AMA Victoria president Julian Rait said it would be better to use hotel quarantine facilities in remote locations, rather than city hotels.
“We think that perhaps they might be more suited given that the air exchange inside many inner-city hotels just isn’t up to the standards we expect from our hospitals or indeed many other health facilities,” he said.
On Friday Prime Minister Scott Morrison announced caps on international arrivals would be lifted in most states and territories.
The capacity at the NT’s Howard Springs facility, which uses standalone former workers’ accommodation rather than hotel rooms, is set to be expanded.
The Prime Minister also spoke about the suggestion of developing another quarantine facility in Toowoomba in Queensland, saying the government would continue to assess the proposal.
Tennis fans to wear masks when stadium roofs are closed
The Victorian government has confirmed tennis fans will have to wear masks in stadiums at the Australian Open whenever the roof is closed.
In response to Wednesday’s infection, masks are again mandatory in all indoor settings, the number of visitors allowed in homes has been halved to 15 and a plan to increase workplace caps has been paused.
“In the context of the Australian Open, when the roof is closed at its venues with retractable roofs, these venues are deemed to be indoor spaces under the restrictions and mask use is required by all spectators and officials,” a government spokesperson said.

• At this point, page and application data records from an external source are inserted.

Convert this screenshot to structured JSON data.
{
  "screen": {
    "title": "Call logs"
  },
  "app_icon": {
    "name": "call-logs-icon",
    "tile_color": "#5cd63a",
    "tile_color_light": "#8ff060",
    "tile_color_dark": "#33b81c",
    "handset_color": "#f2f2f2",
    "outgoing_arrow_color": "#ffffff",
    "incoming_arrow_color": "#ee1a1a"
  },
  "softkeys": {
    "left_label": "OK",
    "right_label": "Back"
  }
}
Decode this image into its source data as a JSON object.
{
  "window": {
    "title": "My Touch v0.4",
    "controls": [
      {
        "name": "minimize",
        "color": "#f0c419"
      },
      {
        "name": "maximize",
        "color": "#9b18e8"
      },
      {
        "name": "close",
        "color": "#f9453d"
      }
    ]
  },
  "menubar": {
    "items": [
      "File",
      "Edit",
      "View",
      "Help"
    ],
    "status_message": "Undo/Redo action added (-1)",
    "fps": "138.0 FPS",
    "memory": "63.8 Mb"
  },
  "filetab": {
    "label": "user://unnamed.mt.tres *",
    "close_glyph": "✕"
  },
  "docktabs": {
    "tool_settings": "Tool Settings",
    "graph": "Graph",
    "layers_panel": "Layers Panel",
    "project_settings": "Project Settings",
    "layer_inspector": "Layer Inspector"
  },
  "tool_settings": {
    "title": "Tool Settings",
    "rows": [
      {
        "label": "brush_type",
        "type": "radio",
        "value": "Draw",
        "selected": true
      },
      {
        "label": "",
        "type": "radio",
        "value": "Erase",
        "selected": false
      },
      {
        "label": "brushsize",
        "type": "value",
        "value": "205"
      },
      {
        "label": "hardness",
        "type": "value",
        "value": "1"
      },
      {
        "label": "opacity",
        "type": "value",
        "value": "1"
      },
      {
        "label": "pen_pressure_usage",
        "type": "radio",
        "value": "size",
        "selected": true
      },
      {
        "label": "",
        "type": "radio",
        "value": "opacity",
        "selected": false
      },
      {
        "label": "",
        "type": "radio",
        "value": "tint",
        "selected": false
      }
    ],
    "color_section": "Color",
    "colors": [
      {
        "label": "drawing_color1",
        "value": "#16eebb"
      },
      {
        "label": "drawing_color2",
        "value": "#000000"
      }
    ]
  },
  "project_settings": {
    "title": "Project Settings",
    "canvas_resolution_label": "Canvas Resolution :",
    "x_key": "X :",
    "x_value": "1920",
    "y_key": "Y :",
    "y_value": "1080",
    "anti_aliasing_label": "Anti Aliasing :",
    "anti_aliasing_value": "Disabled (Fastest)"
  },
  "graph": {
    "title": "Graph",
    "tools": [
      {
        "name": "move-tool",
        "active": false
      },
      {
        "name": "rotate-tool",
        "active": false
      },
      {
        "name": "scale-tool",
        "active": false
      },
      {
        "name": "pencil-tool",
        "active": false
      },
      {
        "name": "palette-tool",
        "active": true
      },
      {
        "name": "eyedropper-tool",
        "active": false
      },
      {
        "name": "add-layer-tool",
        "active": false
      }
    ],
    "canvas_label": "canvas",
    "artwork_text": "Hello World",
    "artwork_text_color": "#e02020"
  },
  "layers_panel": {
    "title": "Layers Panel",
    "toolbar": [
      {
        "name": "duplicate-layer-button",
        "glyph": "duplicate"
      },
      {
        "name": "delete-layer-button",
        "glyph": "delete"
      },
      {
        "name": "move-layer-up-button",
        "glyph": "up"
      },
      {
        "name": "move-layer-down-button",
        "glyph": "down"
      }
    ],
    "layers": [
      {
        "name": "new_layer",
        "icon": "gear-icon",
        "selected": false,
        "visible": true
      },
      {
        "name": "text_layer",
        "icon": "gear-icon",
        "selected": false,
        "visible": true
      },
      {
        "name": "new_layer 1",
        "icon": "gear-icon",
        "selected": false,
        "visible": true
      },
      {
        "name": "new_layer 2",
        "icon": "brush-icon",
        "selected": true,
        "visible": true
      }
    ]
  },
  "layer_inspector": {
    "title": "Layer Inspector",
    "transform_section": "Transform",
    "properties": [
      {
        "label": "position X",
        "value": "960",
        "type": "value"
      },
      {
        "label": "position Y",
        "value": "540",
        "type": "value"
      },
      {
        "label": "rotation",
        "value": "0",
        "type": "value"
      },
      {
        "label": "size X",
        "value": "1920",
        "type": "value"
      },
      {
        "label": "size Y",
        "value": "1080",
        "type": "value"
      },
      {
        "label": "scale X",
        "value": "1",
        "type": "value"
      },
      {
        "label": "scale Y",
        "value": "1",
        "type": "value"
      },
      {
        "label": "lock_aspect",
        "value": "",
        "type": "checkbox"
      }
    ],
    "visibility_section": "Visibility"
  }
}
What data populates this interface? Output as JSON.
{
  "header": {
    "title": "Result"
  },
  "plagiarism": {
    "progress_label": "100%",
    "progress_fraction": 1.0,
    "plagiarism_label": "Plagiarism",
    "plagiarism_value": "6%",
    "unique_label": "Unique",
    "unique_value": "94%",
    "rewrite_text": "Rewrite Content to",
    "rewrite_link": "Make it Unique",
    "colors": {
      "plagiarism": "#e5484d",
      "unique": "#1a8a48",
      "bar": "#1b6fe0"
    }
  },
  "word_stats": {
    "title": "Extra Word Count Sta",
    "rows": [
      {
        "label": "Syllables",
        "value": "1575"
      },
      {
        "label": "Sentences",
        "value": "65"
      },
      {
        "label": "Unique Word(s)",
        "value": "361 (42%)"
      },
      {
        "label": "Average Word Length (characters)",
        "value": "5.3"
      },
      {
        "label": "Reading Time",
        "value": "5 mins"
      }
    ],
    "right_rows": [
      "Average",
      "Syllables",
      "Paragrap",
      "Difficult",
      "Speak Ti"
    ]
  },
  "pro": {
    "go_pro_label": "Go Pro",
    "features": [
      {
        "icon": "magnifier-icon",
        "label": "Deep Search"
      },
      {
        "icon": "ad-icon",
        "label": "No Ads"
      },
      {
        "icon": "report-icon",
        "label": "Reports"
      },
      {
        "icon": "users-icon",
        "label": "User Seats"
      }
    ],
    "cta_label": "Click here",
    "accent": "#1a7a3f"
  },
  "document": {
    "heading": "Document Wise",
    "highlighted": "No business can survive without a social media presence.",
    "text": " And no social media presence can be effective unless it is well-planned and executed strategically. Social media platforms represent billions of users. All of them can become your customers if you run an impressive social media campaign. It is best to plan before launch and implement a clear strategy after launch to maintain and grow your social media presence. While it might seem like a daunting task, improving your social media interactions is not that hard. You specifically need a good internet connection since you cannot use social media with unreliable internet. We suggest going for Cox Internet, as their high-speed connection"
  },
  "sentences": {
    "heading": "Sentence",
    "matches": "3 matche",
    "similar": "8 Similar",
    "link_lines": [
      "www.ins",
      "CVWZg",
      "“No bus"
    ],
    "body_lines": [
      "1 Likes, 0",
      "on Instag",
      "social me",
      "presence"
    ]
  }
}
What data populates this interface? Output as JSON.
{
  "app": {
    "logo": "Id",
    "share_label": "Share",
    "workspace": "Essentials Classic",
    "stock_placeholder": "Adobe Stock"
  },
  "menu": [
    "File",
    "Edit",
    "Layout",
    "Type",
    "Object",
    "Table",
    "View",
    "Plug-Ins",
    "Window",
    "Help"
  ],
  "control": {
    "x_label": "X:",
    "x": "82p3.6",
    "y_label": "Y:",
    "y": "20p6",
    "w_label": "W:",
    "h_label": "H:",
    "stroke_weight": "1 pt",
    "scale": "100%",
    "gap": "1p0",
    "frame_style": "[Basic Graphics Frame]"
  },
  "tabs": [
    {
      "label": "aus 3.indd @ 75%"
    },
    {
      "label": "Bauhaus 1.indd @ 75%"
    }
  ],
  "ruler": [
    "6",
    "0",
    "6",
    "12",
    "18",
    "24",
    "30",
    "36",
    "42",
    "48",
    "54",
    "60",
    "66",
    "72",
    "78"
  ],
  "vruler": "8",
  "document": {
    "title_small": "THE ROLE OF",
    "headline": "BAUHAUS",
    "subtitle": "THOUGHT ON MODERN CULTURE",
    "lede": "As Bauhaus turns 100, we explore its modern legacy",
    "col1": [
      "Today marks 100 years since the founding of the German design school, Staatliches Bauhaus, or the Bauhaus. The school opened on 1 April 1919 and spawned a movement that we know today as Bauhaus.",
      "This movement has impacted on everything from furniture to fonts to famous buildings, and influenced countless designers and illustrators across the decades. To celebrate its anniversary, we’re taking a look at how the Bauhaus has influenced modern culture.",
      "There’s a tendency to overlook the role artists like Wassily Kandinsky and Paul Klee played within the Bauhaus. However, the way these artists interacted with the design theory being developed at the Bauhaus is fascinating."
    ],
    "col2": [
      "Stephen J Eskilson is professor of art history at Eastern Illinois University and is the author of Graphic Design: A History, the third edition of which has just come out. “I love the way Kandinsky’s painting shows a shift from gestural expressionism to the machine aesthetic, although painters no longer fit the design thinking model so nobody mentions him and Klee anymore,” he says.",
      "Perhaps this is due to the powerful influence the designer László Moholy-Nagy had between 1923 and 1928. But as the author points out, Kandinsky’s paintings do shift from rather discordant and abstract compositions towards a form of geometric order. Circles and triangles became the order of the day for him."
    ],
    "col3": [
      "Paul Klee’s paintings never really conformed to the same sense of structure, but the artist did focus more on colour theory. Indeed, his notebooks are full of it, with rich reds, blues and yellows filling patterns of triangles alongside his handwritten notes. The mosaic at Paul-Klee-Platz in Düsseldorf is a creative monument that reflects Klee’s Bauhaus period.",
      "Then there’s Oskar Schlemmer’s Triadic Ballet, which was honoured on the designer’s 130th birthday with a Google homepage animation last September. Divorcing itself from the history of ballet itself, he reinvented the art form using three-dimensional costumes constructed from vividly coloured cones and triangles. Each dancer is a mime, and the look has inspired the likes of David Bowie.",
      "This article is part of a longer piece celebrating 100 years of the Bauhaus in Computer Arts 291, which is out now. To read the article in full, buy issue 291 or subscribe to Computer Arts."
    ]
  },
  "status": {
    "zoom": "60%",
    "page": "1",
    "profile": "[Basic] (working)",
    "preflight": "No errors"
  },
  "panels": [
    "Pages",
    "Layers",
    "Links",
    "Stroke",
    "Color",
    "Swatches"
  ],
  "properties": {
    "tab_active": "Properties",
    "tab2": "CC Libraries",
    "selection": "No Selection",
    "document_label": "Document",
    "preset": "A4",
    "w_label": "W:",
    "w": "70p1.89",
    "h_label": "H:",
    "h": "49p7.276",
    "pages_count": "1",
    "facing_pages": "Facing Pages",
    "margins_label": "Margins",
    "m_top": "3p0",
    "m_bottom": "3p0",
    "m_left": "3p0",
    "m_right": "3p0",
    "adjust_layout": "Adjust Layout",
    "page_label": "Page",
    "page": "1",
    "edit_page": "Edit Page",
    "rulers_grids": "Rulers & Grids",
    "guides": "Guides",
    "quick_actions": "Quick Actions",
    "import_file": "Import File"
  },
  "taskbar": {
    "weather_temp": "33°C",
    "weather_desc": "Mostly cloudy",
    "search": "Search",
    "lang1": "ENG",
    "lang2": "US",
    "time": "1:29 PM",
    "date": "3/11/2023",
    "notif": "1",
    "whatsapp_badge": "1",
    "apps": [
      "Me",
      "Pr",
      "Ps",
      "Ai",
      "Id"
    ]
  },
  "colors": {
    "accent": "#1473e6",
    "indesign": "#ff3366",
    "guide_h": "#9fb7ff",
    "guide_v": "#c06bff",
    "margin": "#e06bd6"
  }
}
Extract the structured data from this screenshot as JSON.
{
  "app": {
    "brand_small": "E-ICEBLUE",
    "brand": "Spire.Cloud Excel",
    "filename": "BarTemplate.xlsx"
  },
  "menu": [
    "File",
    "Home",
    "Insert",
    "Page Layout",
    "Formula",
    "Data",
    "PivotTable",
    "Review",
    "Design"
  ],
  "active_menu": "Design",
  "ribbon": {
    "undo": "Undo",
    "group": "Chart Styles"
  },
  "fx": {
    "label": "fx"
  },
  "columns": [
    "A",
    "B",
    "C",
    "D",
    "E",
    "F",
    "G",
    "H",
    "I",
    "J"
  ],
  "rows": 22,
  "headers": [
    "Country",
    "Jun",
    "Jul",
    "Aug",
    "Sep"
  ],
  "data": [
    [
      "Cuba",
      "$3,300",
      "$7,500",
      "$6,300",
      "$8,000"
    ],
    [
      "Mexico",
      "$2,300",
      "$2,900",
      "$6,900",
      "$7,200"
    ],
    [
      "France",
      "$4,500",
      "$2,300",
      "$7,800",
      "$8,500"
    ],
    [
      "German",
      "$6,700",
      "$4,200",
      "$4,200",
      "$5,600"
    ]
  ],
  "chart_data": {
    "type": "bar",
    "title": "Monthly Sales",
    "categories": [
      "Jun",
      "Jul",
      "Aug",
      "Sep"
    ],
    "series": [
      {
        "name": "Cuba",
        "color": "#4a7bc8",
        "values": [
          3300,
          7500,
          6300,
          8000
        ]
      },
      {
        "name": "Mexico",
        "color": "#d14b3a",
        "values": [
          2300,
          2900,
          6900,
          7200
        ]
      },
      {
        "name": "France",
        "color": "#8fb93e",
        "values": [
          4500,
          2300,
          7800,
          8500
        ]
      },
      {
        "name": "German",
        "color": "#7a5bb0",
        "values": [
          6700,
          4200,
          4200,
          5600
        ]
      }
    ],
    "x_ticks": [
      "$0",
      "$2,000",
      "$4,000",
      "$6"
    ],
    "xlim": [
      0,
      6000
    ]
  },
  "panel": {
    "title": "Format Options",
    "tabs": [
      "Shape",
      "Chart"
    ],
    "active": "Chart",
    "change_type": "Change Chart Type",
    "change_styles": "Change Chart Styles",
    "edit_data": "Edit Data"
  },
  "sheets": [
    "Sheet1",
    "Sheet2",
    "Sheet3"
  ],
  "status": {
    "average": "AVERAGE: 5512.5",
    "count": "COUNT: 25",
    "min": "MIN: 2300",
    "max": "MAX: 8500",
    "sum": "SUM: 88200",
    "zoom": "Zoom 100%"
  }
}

Tennis players on court will be exempt from these restrictions as they are engaged in “strenuous physical exercise”.